> **Try it**
Please find every line below that includes "command" and report how many there are. Nothing else is needed.

> **Records for this task**
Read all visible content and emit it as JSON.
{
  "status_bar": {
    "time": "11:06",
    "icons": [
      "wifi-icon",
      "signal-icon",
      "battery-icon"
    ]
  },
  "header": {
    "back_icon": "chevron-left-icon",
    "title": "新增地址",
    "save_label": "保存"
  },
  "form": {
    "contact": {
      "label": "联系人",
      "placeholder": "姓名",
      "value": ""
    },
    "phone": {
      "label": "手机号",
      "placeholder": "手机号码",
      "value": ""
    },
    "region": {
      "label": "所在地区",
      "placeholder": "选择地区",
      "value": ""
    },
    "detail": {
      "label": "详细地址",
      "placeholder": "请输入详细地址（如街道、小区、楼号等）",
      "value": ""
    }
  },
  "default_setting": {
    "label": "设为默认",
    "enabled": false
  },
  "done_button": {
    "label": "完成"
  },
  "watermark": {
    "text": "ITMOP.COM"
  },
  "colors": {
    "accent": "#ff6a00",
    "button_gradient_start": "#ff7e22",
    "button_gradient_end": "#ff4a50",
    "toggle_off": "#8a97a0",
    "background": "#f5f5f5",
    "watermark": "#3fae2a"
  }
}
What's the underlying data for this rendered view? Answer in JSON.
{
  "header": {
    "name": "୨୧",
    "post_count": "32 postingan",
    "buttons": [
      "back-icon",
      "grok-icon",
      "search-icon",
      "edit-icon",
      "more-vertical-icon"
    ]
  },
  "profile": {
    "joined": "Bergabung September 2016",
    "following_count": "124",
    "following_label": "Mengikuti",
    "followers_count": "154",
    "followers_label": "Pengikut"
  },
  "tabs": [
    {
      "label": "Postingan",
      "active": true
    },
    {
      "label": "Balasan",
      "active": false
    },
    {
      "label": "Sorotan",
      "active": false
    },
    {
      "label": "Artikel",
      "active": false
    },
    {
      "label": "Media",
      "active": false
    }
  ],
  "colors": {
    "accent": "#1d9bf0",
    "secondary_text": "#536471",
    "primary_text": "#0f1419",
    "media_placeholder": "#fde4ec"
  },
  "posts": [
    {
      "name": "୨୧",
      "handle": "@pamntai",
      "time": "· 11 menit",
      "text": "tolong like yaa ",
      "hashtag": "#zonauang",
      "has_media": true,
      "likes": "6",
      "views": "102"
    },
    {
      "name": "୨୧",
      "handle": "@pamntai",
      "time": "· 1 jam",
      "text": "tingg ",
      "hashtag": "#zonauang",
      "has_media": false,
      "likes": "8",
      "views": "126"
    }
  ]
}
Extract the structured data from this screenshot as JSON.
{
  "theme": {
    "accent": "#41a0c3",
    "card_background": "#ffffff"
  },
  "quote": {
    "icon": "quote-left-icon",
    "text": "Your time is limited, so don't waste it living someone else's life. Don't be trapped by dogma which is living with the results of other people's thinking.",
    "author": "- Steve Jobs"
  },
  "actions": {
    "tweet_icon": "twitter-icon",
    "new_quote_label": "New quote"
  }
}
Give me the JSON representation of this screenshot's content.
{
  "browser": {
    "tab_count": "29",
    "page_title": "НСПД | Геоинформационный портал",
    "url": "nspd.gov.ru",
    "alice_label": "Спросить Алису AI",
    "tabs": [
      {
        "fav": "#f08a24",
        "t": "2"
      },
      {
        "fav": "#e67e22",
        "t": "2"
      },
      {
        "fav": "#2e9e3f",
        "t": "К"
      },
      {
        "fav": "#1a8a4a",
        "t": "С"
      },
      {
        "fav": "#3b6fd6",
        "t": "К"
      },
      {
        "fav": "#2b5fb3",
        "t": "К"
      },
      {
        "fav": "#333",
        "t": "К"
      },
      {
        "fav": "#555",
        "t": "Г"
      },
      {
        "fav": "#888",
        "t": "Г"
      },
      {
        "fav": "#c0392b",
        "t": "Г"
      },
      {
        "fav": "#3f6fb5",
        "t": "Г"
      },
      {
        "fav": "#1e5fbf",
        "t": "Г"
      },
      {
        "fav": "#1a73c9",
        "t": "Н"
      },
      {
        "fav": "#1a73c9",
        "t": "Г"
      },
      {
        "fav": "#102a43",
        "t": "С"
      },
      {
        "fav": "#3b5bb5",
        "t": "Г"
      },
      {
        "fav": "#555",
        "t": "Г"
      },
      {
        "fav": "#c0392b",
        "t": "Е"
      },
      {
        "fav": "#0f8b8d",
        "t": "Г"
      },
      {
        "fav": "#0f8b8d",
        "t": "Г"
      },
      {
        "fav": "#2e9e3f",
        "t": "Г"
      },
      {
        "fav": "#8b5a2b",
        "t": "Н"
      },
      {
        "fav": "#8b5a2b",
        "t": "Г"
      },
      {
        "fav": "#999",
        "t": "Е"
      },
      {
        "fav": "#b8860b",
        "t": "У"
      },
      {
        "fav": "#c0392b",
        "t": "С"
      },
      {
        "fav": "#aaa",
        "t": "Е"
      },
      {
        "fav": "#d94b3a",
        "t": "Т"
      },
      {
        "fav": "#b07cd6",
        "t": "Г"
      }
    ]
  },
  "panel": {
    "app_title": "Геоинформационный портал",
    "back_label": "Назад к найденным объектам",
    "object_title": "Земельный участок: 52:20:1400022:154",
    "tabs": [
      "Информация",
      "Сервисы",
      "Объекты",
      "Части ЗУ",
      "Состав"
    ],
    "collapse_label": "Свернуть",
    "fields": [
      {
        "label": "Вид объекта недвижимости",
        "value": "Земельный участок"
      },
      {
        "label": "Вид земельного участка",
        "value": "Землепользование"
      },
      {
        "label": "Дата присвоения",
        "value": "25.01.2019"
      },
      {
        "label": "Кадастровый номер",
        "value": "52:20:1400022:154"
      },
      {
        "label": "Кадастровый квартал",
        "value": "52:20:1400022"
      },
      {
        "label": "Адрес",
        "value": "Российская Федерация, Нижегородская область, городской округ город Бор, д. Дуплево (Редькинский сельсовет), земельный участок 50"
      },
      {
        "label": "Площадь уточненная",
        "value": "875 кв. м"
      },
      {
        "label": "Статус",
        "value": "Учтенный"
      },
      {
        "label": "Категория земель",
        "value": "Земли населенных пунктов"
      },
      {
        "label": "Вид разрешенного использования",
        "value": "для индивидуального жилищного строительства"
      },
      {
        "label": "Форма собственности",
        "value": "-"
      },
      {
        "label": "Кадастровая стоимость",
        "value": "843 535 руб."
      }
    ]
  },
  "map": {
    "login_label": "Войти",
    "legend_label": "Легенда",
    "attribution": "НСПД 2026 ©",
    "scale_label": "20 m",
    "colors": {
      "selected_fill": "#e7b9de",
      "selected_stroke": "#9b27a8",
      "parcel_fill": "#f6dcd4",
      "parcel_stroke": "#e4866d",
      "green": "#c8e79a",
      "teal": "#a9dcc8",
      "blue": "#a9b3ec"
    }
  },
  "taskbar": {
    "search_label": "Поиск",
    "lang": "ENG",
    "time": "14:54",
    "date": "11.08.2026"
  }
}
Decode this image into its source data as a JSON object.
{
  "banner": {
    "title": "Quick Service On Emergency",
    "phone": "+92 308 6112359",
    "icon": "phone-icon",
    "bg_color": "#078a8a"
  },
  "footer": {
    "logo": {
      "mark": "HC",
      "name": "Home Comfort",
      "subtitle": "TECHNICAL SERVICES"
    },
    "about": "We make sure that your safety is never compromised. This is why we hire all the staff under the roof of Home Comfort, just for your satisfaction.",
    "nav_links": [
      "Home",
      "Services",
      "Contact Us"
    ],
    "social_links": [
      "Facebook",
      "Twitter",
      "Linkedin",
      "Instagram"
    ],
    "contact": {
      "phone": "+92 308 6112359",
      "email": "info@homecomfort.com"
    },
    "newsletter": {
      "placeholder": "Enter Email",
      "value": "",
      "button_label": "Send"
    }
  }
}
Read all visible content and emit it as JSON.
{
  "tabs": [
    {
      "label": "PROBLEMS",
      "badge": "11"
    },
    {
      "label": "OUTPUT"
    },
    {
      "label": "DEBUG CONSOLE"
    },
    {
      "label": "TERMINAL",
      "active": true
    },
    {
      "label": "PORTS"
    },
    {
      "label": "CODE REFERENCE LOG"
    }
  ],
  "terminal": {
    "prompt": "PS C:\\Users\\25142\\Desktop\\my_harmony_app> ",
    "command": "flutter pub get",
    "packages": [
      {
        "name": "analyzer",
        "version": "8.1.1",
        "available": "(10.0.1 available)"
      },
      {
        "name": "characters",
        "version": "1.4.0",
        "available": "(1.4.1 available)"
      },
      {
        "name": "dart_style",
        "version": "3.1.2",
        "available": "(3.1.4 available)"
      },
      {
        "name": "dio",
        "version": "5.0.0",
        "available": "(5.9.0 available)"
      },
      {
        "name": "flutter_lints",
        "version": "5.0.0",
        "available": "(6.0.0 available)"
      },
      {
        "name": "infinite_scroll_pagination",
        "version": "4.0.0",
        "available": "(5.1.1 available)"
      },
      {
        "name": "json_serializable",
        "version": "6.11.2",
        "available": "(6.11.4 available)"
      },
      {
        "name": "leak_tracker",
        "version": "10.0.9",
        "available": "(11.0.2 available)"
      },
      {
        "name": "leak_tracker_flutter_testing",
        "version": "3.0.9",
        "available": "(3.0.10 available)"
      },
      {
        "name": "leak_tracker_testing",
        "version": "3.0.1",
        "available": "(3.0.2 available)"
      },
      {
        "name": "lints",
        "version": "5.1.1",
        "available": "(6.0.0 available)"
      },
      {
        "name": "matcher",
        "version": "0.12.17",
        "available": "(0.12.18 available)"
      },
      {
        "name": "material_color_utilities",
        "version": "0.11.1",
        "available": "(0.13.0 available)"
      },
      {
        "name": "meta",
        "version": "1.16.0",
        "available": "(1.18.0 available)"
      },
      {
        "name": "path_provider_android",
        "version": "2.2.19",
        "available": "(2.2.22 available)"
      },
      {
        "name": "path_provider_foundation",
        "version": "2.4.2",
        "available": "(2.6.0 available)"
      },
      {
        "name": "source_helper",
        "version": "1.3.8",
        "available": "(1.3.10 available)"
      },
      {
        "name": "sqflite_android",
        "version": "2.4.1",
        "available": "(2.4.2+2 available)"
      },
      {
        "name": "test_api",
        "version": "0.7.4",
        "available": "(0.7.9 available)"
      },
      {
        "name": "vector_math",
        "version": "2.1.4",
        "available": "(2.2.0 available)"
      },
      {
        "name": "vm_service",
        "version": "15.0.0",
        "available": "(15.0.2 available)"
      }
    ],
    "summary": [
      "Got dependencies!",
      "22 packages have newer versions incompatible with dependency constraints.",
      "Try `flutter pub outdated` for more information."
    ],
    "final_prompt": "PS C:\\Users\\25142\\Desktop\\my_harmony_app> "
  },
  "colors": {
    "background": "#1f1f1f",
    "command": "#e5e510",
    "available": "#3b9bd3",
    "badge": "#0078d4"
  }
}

> **Your solution**
2